11

Although thought-provoking, the article doesn't claim either that the tea "will prevent malaria" or that the WHO is "trying to hide" it. Rather it says: [A] randomized controlled trial on this farm showed that workers who drank it regularly reduced their risk of suffering from multiple episodes of malaria by one-third. and [M]alaria experts worry ...


10

There is little limited research on if/how Gripe Water works. This literature review from 2000 looks at the evidence of how Gripe Water deals with colic (which may or may not be caused by intestinal discomfort): Blumenthal, I (April 2000). "The Gripe Water Story". Journal of the Royal Society of Medicine 93 (4): 172–174. PMC 1297971. PMID 10844880. Some ...


9

There is no scientific evidence that vinegar - apple cider vinegar (ACV), specifically, since that's what is often claimed to be an effective treatment for a number of conditions - is an effective treatment for arthritis. Some of the claimed effects of ACV: Some proponents of apple cider vinegar claim it can cure everything from diabetes to acid reflux,...

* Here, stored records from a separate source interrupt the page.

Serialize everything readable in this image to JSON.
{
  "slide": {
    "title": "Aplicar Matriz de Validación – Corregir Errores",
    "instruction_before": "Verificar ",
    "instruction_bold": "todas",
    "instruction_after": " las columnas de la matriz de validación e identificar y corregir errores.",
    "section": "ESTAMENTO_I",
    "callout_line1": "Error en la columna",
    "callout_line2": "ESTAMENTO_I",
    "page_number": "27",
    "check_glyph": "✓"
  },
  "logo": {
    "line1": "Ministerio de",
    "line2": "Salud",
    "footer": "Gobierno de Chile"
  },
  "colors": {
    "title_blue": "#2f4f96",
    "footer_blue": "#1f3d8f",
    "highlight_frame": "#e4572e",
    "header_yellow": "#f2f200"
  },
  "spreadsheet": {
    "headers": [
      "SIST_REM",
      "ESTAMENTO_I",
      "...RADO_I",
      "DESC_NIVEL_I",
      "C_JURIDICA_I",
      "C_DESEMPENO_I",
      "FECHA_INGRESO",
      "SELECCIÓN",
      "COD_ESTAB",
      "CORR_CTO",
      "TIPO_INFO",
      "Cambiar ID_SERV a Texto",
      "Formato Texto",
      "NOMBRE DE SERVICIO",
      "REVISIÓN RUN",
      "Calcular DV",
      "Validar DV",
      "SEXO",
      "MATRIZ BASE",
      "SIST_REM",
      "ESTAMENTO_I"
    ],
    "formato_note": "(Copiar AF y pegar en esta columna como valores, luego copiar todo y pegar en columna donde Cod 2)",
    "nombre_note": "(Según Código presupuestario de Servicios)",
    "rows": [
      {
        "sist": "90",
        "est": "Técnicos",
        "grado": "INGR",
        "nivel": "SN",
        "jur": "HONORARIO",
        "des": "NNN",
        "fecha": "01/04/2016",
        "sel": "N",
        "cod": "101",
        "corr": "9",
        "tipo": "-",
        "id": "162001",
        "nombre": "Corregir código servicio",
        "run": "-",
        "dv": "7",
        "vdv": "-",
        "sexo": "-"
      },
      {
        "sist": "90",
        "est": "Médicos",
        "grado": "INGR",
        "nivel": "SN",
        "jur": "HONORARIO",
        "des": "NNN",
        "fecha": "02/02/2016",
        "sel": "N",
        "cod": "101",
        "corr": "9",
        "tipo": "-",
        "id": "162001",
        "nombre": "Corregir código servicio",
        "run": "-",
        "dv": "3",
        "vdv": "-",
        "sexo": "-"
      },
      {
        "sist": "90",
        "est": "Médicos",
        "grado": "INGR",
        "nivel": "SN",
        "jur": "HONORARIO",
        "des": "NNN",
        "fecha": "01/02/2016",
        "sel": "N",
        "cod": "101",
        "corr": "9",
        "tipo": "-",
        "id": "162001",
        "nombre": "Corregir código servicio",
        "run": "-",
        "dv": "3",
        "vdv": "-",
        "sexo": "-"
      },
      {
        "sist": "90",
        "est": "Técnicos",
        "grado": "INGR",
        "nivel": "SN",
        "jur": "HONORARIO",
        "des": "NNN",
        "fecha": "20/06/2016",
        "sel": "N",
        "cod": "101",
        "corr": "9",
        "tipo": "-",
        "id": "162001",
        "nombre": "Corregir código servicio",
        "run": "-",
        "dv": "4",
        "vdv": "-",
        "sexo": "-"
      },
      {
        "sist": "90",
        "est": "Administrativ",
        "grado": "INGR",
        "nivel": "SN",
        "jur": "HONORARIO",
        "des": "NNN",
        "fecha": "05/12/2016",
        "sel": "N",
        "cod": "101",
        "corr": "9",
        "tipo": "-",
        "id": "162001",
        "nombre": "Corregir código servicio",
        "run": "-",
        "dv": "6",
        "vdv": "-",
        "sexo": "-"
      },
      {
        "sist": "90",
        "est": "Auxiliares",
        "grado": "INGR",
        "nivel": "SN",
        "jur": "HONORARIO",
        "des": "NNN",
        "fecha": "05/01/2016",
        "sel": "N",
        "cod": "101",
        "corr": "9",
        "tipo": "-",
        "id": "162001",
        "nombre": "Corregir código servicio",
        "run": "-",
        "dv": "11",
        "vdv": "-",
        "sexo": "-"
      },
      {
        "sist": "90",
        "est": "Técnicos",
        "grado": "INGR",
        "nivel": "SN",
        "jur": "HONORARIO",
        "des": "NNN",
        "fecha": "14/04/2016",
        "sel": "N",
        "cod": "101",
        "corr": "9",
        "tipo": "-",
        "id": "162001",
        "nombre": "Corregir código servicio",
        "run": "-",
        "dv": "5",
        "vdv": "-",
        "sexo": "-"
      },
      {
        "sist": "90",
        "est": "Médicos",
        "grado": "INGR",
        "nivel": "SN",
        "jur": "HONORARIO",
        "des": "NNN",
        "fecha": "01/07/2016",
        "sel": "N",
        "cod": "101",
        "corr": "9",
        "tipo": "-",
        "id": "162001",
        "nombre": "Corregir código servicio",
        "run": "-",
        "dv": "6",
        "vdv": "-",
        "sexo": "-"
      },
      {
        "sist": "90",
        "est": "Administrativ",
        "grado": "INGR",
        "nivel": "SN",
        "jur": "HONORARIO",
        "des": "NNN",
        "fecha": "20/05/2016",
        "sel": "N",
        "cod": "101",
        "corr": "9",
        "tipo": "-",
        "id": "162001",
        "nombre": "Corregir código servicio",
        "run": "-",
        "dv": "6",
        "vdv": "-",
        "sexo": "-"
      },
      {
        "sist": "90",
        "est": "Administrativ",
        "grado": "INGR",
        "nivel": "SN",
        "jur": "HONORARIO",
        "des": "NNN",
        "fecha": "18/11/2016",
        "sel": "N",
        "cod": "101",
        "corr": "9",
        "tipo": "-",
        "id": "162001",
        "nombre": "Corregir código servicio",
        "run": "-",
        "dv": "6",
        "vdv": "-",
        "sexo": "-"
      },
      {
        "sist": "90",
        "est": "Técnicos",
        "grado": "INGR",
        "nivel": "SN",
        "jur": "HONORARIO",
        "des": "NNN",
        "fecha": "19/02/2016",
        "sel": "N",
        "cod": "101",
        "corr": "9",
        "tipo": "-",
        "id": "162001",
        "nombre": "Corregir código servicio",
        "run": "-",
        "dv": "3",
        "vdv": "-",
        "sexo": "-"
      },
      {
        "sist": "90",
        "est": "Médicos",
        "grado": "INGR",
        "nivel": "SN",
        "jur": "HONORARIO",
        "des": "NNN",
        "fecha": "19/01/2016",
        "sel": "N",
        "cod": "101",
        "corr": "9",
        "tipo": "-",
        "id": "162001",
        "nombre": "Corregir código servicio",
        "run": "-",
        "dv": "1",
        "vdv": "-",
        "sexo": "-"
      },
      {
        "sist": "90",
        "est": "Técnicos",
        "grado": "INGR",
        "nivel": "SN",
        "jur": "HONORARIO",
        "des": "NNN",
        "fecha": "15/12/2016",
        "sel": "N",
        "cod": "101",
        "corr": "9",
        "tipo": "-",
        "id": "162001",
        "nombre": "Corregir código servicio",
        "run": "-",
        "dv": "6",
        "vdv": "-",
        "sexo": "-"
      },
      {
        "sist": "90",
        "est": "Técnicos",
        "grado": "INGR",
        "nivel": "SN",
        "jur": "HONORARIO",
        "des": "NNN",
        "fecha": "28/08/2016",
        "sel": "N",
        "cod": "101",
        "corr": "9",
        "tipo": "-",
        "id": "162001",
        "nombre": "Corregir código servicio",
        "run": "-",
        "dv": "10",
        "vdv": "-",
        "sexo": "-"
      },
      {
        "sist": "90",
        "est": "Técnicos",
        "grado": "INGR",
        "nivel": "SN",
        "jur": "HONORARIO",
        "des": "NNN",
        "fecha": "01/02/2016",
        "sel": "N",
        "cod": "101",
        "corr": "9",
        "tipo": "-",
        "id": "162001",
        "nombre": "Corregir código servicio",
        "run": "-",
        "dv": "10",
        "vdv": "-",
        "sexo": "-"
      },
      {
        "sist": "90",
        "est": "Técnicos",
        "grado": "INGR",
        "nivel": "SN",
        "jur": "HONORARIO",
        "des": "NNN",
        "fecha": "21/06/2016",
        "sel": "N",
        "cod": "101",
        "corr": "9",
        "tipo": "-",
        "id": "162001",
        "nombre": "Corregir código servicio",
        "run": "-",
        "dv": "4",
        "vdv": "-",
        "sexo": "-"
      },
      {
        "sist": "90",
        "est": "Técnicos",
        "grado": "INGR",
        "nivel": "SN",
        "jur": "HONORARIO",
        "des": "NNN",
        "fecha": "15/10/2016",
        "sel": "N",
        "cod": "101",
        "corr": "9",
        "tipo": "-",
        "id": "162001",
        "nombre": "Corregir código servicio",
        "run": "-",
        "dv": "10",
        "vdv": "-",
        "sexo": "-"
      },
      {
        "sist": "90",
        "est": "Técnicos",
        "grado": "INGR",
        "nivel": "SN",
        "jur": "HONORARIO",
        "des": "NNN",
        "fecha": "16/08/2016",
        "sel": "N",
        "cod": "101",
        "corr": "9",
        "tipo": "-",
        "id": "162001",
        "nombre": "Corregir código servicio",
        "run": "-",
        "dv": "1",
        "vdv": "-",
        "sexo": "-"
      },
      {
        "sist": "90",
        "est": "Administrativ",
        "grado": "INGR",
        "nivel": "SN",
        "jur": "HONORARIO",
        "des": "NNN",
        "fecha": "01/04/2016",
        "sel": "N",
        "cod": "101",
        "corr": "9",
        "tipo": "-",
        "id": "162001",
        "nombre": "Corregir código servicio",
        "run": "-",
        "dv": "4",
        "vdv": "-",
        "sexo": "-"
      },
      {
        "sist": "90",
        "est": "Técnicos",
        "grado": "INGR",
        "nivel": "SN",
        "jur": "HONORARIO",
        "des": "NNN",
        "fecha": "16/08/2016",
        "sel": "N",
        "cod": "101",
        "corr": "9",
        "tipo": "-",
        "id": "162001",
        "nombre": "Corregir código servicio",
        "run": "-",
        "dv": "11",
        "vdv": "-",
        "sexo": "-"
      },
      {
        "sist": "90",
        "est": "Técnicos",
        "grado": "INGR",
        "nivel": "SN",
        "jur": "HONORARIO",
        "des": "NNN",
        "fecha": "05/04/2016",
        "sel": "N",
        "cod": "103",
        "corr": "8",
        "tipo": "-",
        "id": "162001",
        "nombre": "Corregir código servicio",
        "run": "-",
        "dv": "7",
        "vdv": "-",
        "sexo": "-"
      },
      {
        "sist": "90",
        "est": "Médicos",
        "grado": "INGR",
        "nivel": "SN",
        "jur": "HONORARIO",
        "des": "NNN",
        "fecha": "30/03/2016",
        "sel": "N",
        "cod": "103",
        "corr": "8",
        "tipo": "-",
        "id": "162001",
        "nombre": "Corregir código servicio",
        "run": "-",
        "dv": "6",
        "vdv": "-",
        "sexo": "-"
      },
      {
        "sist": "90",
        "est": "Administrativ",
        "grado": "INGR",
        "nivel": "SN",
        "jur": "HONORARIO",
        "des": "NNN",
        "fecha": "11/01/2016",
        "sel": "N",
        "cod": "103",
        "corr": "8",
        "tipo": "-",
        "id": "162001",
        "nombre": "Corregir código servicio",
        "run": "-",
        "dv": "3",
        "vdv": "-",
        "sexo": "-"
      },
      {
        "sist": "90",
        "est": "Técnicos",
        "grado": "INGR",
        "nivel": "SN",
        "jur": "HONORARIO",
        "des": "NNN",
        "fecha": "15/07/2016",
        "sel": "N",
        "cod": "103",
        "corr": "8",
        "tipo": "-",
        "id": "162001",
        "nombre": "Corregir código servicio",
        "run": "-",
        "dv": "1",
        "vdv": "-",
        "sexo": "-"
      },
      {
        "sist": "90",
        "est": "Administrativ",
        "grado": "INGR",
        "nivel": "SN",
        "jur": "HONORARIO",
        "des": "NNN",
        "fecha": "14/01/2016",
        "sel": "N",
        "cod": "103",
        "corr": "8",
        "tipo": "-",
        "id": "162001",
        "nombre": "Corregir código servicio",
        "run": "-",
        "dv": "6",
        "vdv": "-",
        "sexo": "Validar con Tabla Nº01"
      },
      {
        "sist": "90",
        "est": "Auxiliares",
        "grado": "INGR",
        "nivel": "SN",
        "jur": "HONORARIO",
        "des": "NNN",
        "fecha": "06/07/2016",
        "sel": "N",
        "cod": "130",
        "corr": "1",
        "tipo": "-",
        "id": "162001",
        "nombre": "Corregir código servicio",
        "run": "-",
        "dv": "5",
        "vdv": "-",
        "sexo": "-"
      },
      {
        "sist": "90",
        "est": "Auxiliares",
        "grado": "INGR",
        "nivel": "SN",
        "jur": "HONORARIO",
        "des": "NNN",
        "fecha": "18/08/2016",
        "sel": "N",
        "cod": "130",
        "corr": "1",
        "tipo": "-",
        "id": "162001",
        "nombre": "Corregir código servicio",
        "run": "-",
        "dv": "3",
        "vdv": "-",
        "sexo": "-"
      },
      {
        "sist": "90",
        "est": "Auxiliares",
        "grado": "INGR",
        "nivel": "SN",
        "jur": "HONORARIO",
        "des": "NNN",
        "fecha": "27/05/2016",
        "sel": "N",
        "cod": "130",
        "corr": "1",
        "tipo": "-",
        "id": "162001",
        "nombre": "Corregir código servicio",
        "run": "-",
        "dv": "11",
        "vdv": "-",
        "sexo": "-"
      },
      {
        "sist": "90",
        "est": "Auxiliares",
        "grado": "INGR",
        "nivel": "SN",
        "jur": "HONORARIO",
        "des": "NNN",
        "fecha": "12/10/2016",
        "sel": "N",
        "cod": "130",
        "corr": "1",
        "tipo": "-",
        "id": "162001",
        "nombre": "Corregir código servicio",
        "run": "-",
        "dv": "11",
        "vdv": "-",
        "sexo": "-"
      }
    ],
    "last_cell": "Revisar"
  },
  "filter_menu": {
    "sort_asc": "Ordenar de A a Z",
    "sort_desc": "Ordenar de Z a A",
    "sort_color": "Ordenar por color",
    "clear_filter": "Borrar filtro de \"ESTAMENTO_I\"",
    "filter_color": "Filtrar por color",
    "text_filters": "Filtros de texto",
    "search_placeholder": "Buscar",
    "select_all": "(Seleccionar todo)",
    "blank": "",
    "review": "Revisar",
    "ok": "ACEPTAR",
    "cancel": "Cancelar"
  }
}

9

According to NPR's A History Of 'Snake Oil Salesmen': Made from the oil of the Chinese water snake, which is rich in the omega-3 acids that help reduce inflammation, snake oil in its original form really was effective, especially when used to treat arthritis and bursitis. The workers would rub the oil, used for centuries in China, on their joints after a ...


9

Ginger has anti-inflammatory properties. It inhibits the induction of several genes involved in the inflammatory response [1]. It mostly modulates biochemical pathways activated in chronic inflammation. It also enhances thermogenesis and reduces feelings of hunger [2]. When it comes to anti-viral effects, it was found that fresh ginger is effective against ...


9

While some studies have promoted Ginkgo Biloba as possibly having these effects, the results have been mixed at best, and the claims seem to be unlikely. WebMD says the following with regards to Ginkgo Biloba: Ginkgo improves blood flow to the brain and acts as an antioxidant. These effects may translate into some benefits for certain medical problems, but ...


8

There are studies on cupping, but many are of poor quality, published in alternative medicine journals, and mostly done in East Asia--which can influence the results. The short version, is that there is some evidence for efficacy of cupping for specific conditions. But the results are not very rigourous. For example, Zhen Jiu Lin Chuang Za Zhi (Clinical ...


8

The Cochrane Collaboration very recently a systematic review on the subject, where they look at all of the published evidence, weigh it up and explain what it says. (I don't believe in appeals to authority, but the Cochrane Collaboration make me think twice about my position...) Cluett ER, Burns E. Immersion in water in labour and birth. Cochrane Database ...


Only top voted, non community-wiki answers of a minimum length are eligible